This weekend, as the respirator plug is pulled on Marshall Field’s once and for all, Federated will finally get to see how well their big advertising push to lure old Field’s customers to the new “Macy’s on State Street” has worked. My guess is not very. One look at the campaign’s commercials and printed ads easily shows why: where’s Chicago?
Seeking to quell the citywide consternation it caused last year by announcing the impending death of the Field’s nameplate, Federated embarked on the current marketing push as a way to win over public opinion. But if they truly want public opinion in their favor, their ads should have local flavor–and they don’t. Federated’s new ads are peppered with generic phrases like “Welcome to your new Macy’s” and “It’s a celebration across the nation”, and iconic images drawn from across the country. Sure, some ads feature the silhouette of the Sears Tower. But why on earth is it standing between the Empire State Building and the St. Louis Arch?
If there’s one best practice in public relations it’s that you should speak directly to your target audience.

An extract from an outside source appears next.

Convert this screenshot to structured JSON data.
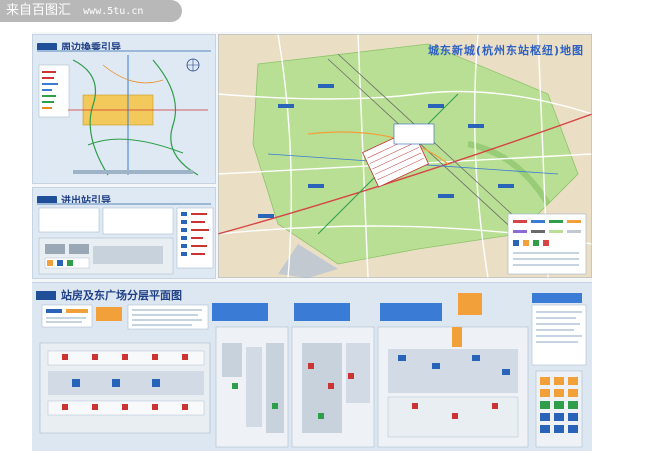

By casting a nationwide net with this most generic of generic ad campaigns, how on earth can Federated expect the effort will garner much loyalty from former Field’s fans? Where are the phrases like “We love Chicago”? “We’re proud to be on State Street?” Where are the fliers with panoramic shots of–exclusively–the Chicago skyline? Frankly, where is there evidence that this ad campaign was created with any local sense at all? Target Corp.’s ads were full of local flavor when they bought Field’s in the 1990s. Where is the same respect from the Federated camp?
Don’t get me wrong, my criticism doesn’t stem from sour grapes over a name change. I hate to see the Marshall Field’s nameplate go, but I’ve said before that without Federated Field’s wouldn’t have stood a chance. However, if you want my business in my town, it’s best to show that you know and respect my town.
I get part of the point of the national ads: I may travel across the country from time to time, and it’s always nice to see familiar retail faces in far-flung places. But if Federated really wants Chicagoan dollars, they need to locally can this milktoast ad campaign. Give it up Federated, time to tell me what you can do for me…in Chicago.